Record set ::

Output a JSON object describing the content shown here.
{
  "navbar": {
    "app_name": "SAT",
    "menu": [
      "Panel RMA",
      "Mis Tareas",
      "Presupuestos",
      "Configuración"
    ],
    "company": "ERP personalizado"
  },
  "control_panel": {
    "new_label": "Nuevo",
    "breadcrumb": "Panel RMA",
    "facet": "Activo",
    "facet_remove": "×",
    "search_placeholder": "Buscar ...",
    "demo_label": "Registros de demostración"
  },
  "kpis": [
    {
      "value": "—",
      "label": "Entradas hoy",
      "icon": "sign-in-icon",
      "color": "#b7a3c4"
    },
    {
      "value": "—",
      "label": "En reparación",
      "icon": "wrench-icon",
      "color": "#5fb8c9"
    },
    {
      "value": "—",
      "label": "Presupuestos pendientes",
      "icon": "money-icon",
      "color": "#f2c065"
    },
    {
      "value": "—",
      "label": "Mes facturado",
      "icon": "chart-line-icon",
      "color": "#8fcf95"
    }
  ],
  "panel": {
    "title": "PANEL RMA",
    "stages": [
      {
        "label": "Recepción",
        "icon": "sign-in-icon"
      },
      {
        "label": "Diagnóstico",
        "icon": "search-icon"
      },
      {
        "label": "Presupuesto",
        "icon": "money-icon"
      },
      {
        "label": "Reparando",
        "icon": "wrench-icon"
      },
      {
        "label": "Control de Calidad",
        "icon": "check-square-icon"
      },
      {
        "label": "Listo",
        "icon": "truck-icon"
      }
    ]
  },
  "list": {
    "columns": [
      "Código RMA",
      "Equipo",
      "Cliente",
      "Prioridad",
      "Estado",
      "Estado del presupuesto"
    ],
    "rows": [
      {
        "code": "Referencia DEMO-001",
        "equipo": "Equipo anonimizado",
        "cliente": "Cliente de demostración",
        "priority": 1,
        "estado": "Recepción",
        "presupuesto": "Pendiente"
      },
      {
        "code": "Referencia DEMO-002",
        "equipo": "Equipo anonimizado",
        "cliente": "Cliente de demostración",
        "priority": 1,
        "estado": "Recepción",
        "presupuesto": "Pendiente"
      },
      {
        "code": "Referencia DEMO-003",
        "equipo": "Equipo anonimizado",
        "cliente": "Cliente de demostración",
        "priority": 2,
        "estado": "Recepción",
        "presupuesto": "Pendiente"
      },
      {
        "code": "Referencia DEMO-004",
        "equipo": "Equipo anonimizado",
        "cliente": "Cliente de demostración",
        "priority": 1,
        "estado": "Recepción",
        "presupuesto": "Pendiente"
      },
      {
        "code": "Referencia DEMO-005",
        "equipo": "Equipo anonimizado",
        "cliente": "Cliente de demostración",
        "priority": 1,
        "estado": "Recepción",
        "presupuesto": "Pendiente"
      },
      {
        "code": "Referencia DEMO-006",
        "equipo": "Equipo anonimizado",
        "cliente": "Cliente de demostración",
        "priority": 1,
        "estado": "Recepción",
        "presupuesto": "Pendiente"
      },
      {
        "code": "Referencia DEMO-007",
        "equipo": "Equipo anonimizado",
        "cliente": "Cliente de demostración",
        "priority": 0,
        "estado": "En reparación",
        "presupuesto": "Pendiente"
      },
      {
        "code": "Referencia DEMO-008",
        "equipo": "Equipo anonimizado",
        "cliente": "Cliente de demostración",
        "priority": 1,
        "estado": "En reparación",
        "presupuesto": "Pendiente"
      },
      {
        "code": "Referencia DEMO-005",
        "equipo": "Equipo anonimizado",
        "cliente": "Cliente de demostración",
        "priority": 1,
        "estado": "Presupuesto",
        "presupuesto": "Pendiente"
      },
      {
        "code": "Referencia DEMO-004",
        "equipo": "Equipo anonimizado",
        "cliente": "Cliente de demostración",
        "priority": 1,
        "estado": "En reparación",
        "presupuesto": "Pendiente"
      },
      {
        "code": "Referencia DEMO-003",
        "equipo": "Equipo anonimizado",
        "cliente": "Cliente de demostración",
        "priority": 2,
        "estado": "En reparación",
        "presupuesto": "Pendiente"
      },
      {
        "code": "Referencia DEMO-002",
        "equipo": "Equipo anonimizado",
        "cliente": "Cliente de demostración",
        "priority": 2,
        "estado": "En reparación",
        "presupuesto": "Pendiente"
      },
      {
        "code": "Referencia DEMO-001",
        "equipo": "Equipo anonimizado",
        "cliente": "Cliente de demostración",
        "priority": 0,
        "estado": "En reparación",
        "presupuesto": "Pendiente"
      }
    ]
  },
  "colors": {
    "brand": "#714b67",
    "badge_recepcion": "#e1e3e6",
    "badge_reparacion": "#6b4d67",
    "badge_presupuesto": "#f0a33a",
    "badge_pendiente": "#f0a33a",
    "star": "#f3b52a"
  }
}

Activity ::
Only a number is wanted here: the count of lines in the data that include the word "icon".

Answer to the problem ::
10